The translation of the phrase "Derech Eretz" in the Mishnah in Avos appears to be the subject of dispute in the Midrash. Another Midrash (Koheles Rabah 7:1) quotes the Mishnah in its explanation of the verse in Koheles (7:11), "Wisdom is good when accompanied by material possessions." The Midrash there seems to translate "Derech Eretz" as "work." Rabeinu Elchanan, as cited by the Tosfos Yeshanim, does not accept Rabeinu Tam's explanation of the Mishnah because he understands the Mishnah as the Midrash in Koheles interprets it.
(b) RAV SIMCHA SHUSTEL of Lakewood suggests that Rabeinu Tam's statement may refer only to a specific type of Torah learning. RAV CHAIM of Volozhen, in his commentary to the Mishnah in Avos (2:2), asserts that "Yafeh Talmud Torah Im Derech Eretz" means that even while one is involved in worldly activity such as the pursuit of a livelihood, it is good to think about Torah. (See also Nefesh ha'Chayim 1:8.) This mode of conduct is mentioned in much earlier commentaries, such as MISHNAS AVOS (to Avos 4:10) of RAV YOSEF BEN YEHUDAH IBN EKNIN, a disciple of the Rambam.
The SEFER HAFLA'AH (Introduction, #35; see also his introduction to Sefer ha'Mikneh, #32) elaborates: How can a person succeed in business if his mind is always preoccupied with Torah? The answer is, "Know Hash-m while you go about your ways, and He will make your paths straight" (Mishlei 3:6). When one thinks thoughts of Torah while he works, Hash-m will see to it that his business prospers. Similarly, "Happy is the person... who desires Hash-m's Torah and ponders His Torah day and night... he will succeed in all that he does" (Tehilim 1:1-3). A person need not be concerned that his concentration on Torah thoughts will cause him to fail in worldly endeavors. (Heard from Rav Simcha Shustel shlit'a.)
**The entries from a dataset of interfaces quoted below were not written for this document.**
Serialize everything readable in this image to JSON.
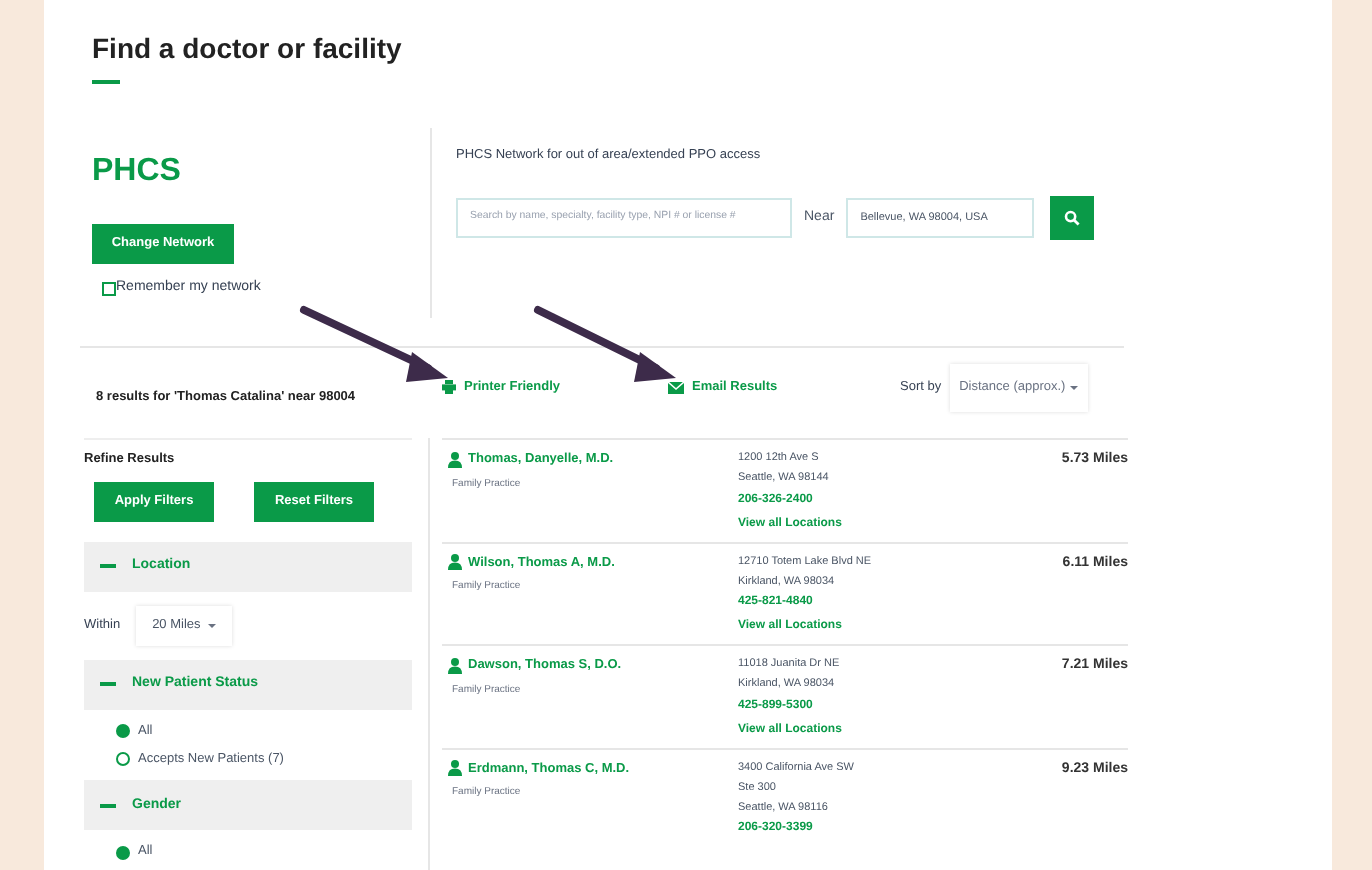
{
  "page_title": "Find a doctor or facility",
  "network": {
    "name": "PHCS",
    "change_button": "Change Network",
    "remember": {
      "label": "Remember my network",
      "checked": false
    }
  },
  "search": {
    "description": "PHCS Network for out of area/extended PPO access",
    "placeholder": "Search by name, specialty, facility type, NPI # or license #",
    "near_label": "Near",
    "location": "Bellevue, WA 98004, USA"
  },
  "results_bar": {
    "summary": "8 results for 'Thomas Catalina' near 98004",
    "printer": "Printer Friendly",
    "email": "Email Results",
    "sort_label": "Sort by",
    "sort_value": "Distance (approx.)"
  },
  "filters": {
    "title": "Refine Results",
    "apply": "Apply Filters",
    "reset": "Reset Filters",
    "sections": [
      {
        "kind": "select",
        "title": "Location",
        "expanded": true,
        "label": "Within",
        "value": "20 Miles"
      },
      {
        "kind": "radio",
        "title": "New Patient Status",
        "expanded": true,
        "options": [
          {
            "label": "All",
            "selected": true
          },
          {
            "label": "Accepts New Patients (7)",
            "selected": false
          }
        ]
      },
      {
        "kind": "radio",
        "title": "Gender",
        "expanded": true,
        "options": [
          {
            "label": "All",
            "selected": true
          }
        ]
      }
    ]
  },
  "results": [
    {
      "name": "Thomas, Danyelle, M.D.",
      "specialty": "Family Practice",
      "address": [
        "1200 12th Ave S",
        "Seattle, WA 98144"
      ],
      "phone": "206-326-2400",
      "link": "View all Locations",
      "distance": "5.73 Miles"
    },
    {
      "name": "Wilson, Thomas A, M.D.",
      "specialty": "Family Practice",
      "address": [
        "12710 Totem Lake Blvd NE",
        "Kirkland, WA 98034"
      ],
      "phone": "425-821-4840",
      "link": "View all Locations",
      "distance": "6.11 Miles"
    },
    {
      "name": "Dawson, Thomas S, D.O.",
      "specialty": "Family Practice",
      "address": [
        "11018 Juanita Dr NE",
        "Kirkland, WA 98034"
      ],
      "phone": "425-899-5300",
      "link": "View all Locations",
      "distance": "7.21 Miles"
    },
    {
      "name": "Erdmann, Thomas C, M.D.",
      "specialty": "Family Practice",
      "address": [
        "3400 California Ave SW",
        "Ste 300",
        "Seattle, WA 98116"
      ],
      "phone": "206-320-3399",
      "distance": "9.23 Miles"
    }
  ]
}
One of the leading Torah sages of today, HA'GA'ON RAV SHLOMO FISHER shlit'a of Yerushalayim, pointed out that the spiritual height to which the Hafla'ah and Rav Chaim Volozhen refer is discussed by the RAMBAN. When the Torah commands us to "love Hash-m, walk in His ways and cleave to Him" (Devarim 11:22), the Ramban explains that one who is on a great spiritual level should dwell on the love of Hash-m even as he goes about his daily business. While he converses with his fellow man, his heart should be thinking about Hash-m and His ways. Similarly, the RA'AVAD (end of Hilchos Teshuvah) refers to righteous individuals who perform all of their mundane activities in a distracted manner because their mind is absorbed by their love for Hash-m. (Heard from Rav Shlomo Fisher shlit'a.)
Rabeinu Tam's intention may simply be to prove that the proper interpretation of the Mishnah in Avos is as Rav Chaim of Volozhen explains it. The Mishnah means that even when one's primary involvement is with Derech Eretz, it is good for him to think about Torah in his mind, because Torah is the most important pursuit in one's life.
(As the Ramban mentions, to cleave constantly to Hash-m is a great accomplishment which is achieved by only a few individuals in each generation. The ordinary person is certainly not expected to reach such a level. Nevertheless, he is bidden to strive for such a level by using his free moments every day for Torah study and not to waste them on insignificant matters.)